Way #11: Respond promptly for a greater impact: Manage your conversations in an organized fashion. The timeless of your responses is an important part of trust-building on-line. Leaving questions answered for days/weeks can dissolve that person’s trust in you.

Way #12: Get training in-front of the camera: Performing poorly on an youtube video clip can damage your reputation and will have an effect your credibility impacting trust.

Way #13: Release press releases and use your blog to distribute these pieces of writing once in a while: Then, share the press releases to social networking sites for greater impact. make sure to include links to your social media networks, multimedia elements, and content that leads your audience to tweet a quote about you to their friends. In another word, make your content great pieces of independent micro content for your audience to share on your behalf with their audience.  

Let them be your sneezers to spread your idea viruses (Seth Godin). 

Way #14: Work on getting third party endorsements: One of the best methods to accomplish this is simply to ask. Don’t be afraid to request on-line reviews about you or your business from people in your network. Make it worth the effort for people to praise you publicly. It will help with your brand’s credibility and trust, that’s for sure. Public praises go a long way. 

Your credibility and trust will result in eminent permission granted from your audience to share your content to them, as Seth would say. Be careful, however, to not burn your brand’s trust by attempting to gain short-term profits on the back of your tribe.

Remember: Permission is a process not a moment.

Tell me if these 14 ways to build trust and credibility in social media worked for you. I want to hear. Be blessed. 

Strangers Into Friends, Friends Into Fans, And Fans Into Costumers

Strangers Into Friends, Friends Into Fans, And Fans Into Costumers

One of the goals of a good social media strategy is to transform strangers into friends, friends into fans, and fans into costumers not simply scrolling a news feed for entertainment sake. The idea behind using social media networks is to accomplish something worth pursuing, like building a solid network, in my opinion. The moment that we stop accomplishing a strategic goal on facebook, for example, our actions become what I like to call “Merely Scrolling Behavior Pattern” (MSBP) behaviors without any chance of long-term network building.

Social media networks are about building networks and exchanging information. Networks of friends, family, fans, customers and so on. Let’s not forget that one of the definitions of network is, “To interact with others to exchange information and develop professional or social contacts.” When a subject is ‘merely scrolling’ on facebook without any goal in mind, these behavior patters don’t often accomplish much, other than perhaps giving a subject something to do while bored. These repetitive behaviors do little to help a social media network user a chance to exchange information with others and strengthen their network nodes. Information exchange is key if you want to build a solid network in any social media platform today and in the future.    

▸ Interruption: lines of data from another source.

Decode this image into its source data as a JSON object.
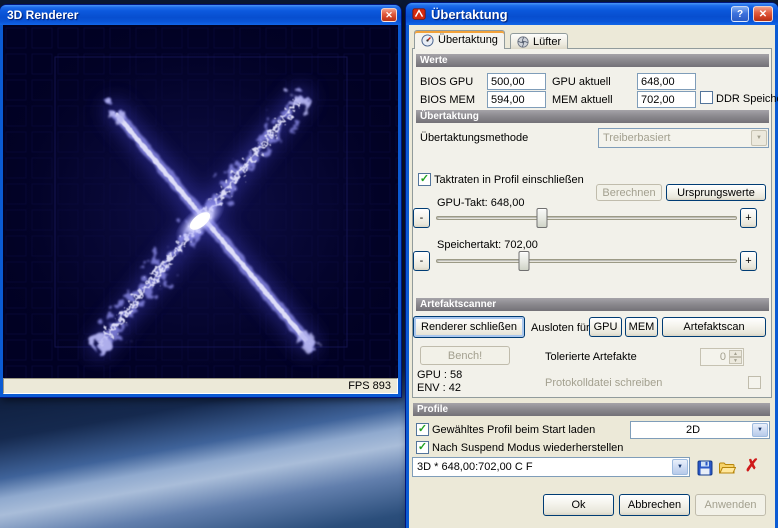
{
  "icons": {
    "close": "✕",
    "help": "?",
    "dropdown": "▼",
    "minus": "-",
    "plus": "+",
    "check": "✓",
    "delete": "✗",
    "spin_up": "▲",
    "spin_down": "▼"
  },
  "renderer": {
    "title": "3D Renderer",
    "fps": "FPS 893"
  },
  "dialog": {
    "title": "Übertaktung",
    "tabs": {
      "overclock": "Übertaktung",
      "fan": "Lüfter"
    },
    "werte": {
      "header": "Werte",
      "bios_gpu_label": "BIOS GPU",
      "bios_gpu_value": "500,00",
      "gpu_aktuell_label": "GPU aktuell",
      "gpu_aktuell_value": "648,00",
      "bios_mem_label": "BIOS MEM",
      "bios_mem_value": "594,00",
      "mem_aktuell_label": "MEM aktuell",
      "mem_aktuell_value": "702,00",
      "ddr_label": "DDR Speicher"
    },
    "overclock": {
      "header": "Übertaktung",
      "method_label": "Übertaktungsmethode",
      "method_value": "Treiberbasiert",
      "include_label": "Taktraten in Profil einschließen",
      "calc_label": "Berechnen",
      "origin_label": "Ursprungswerte",
      "gpu_slider_label": "GPU-Takt: 648,00",
      "gpu_slider_pos": "35%",
      "mem_slider_label": "Speichertakt: 702,00",
      "mem_slider_pos": "29%"
    },
    "scanner": {
      "header": "Artefaktscanner",
      "close_renderer_label": "Renderer schließen",
      "probe_label": "Ausloten für",
      "gpu_button": "GPU",
      "mem_button": "MEM",
      "scan_button": "Artefaktscan",
      "bench_label": "Bench!",
      "gpu_stat": "GPU : 58",
      "env_stat": "ENV : 42",
      "tolerated_label": "Tolerierte Artefakte",
      "tolerated_value": "0",
      "log_label": "Protokolldatei schreiben"
    },
    "profile": {
      "header": "Profile",
      "load_label": "Gewähltes Profil beim Start laden",
      "load_value": "2D",
      "suspend_label": "Nach Suspend Modus wiederherstellen",
      "current_profile": "3D * 648,00:702,00 C F"
    },
    "buttons": {
      "ok": "Ok",
      "cancel": "Abbrechen",
      "apply": "Anwenden"
    }
  }
}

Some users simply engage in “MSBP” behaviors because it’s easy to do or because they may be bored, have you noticed that? We often see the former when a subject is waiting in line for a doctor’s appointment, when waiting in line in a grocery store, or at night before going to sleep.  By the way, it is okay to be bored sometimes, at least this is what a research article published in the journal of experimental social psychology has claimed. It seems right to me. Pay attention to “MSRP” behaviors and don’t forget to engage with your audience.  

So, next time that you go to facebook, take some time to exchange a line or two with your followers in there. You will be amazed by how a few nice and sincere words can go a long way in the process of transforming strangers into friends, friends into fans, and fans into costumers. Jeremy Owyang once said, “Social networks represent the digital reflection of what humans do; we connect and share.”

Let’s do the former, indeed! Let’s keep connecting and sharing, not simply engaging in “Merely Scrolling Behavior Patterns” (MSBP) without any chance of network building. We use technologies for a very specific reason. What is your reason for using social media networks? Mine is to connect and share. Your turn.